━━━ Given records ━━━

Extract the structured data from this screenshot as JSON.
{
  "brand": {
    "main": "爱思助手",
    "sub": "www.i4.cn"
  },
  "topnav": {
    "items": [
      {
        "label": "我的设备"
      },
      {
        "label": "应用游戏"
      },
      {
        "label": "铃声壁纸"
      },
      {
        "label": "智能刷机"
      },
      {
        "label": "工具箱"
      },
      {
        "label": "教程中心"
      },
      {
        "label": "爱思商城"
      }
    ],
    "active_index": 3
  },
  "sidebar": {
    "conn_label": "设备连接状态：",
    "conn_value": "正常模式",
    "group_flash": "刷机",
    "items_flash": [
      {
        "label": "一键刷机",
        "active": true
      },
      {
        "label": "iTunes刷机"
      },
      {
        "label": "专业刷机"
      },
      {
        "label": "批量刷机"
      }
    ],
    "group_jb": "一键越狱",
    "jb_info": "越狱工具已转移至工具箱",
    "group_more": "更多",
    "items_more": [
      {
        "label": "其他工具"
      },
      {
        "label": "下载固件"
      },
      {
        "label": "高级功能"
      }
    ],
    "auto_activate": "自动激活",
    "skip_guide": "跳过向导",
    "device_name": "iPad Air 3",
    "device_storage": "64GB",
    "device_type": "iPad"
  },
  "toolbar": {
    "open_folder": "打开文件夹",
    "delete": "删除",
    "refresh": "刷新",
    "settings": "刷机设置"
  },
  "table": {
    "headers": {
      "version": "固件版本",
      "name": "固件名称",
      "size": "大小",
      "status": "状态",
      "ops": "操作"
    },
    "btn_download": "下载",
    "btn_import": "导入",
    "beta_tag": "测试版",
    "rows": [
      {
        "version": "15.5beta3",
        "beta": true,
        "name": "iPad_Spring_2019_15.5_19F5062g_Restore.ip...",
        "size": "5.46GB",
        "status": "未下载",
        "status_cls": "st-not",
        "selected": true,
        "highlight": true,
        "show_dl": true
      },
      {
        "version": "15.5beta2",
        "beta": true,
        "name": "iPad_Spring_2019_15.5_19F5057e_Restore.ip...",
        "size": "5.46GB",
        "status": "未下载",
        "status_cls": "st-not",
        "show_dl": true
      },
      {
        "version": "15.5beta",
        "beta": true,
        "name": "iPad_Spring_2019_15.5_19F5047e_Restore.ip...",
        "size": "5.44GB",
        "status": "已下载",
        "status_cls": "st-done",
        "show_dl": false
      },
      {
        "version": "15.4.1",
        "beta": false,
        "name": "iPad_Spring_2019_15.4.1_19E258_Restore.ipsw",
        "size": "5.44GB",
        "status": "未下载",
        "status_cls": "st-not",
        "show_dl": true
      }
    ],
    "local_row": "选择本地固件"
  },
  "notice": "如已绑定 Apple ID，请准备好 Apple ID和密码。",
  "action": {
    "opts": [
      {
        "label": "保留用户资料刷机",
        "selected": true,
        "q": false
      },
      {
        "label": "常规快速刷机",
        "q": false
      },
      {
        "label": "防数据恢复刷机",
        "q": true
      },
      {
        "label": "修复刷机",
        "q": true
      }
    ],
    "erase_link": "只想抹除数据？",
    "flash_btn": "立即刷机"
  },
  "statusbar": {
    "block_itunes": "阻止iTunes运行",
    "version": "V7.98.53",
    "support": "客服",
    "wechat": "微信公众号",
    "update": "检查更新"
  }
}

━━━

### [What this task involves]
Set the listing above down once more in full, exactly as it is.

### [Solution below]
Extract the structured data from this screenshot as JSON.
{
  "brand": {
    "main": "爱思助手",
    "sub": "www.i4.cn"
  },
  "topnav": {
    "items": [
      {
        "label": "我的设备"
      },
      {
        "label": "应用游戏"
      },
      {
        "label": "铃声壁纸"
      },
      {
        "label": "智能刷机"
      },
      {
        "label": "工具箱"
      },
      {
        "label": "教程中心"
      },
      {
        "label": "爱思商城"
      }
    ],
    "active_index": 3
  },
  "sidebar": {
    "conn_label": "设备连接状态：",
    "conn_value": "正常模式",
    "group_flash": "刷机",
    "items_flash": [
      {
        "label": "一键刷机",
        "active": true
      },
      {
        "label": "iTunes刷机"
      },
      {
        "label": "专业刷机"
      },
      {
        "label": "批量刷机"
      }
    ],
    "group_jb": "一键越狱",
    "jb_info": "越狱工具已转移至工具箱",
    "group_more": "更多",
    "items_more": [
      {
        "label": "其他工具"
      },
      {
        "label": "下载固件"
      },
      {
        "label": "高级功能"
      }
    ],
    "auto_activate": "自动激活",
    "skip_guide": "跳过向导",
    "device_name": "iPad Air 3",
    "device_storage": "64GB",
    "device_type": "iPad"
  },
  "toolbar": {
    "open_folder": "打开文件夹",
    "delete": "删除",
    "refresh": "刷新",
    "settings": "刷机设置"
  },
  "table": {
    "headers": {
      "version": "固件版本",
      "name": "固件名称",
      "size": "大小",
      "status": "状态",
      "ops": "操作"
    },
    "btn_download": "下载",
    "btn_import": "导入",
    "beta_tag": "测试版",
    "rows": [
      {
        "version": "15.5beta3",
        "beta": true,
        "name": "iPad_Spring_2019_15.5_19F5062g_Restore.ip...",
        "size": "5.46GB",
        "status": "未下载",
        "status_cls": "st-not",
        "selected": true,
        "highlight": true,
        "show_dl": true
      },
      {
        "version": "15.5beta2",
        "beta": true,
        "name": "iPad_Spring_2019_15.5_19F5057e_Restore.ip...",
        "size": "5.46GB",
        "status": "未下载",
        "status_cls": "st-not",
        "show_dl": true
      },
      {
        "version": "15.5beta",
        "beta": true,
        "name": "iPad_Spring_2019_15.5_19F5047e_Restore.ip...",
        "size": "5.44GB",
        "status": "已下载",
        "status_cls": "st-done",
        "show_dl": false
      },
      {
        "version": "15.4.1",
        "beta": false,
        "name": "iPad_Spring_2019_15.4.1_19E258_Restore.ipsw",
        "size": "5.44GB",
        "status": "未下载",
        "status_cls": "st-not",
        "show_dl": true
      }
    ],
    "local_row": "选择本地固件"
  },
  "notice": "如已绑定 Apple ID，请准备好 Apple ID和密码。",
  "action": {
    "opts": [
      {
        "label": "保留用户资料刷机",
        "selected": true,
        "q": false
      },
      {
        "label": "常规快速刷机",
        "q": false
      },
      {
        "label": "防数据恢复刷机",
        "q": true
      },
      {
        "label": "修复刷机",
        "q": true
      }
    ],
    "erase_link": "只想抹除数据？",
    "flash_btn": "立即刷机"
  },
  "statusbar": {
    "block_itunes": "阻止iTunes运行",
    "version": "V7.98.53",
    "support": "客服",
    "wechat": "微信公众号",
    "update": "检查更新"
  }
}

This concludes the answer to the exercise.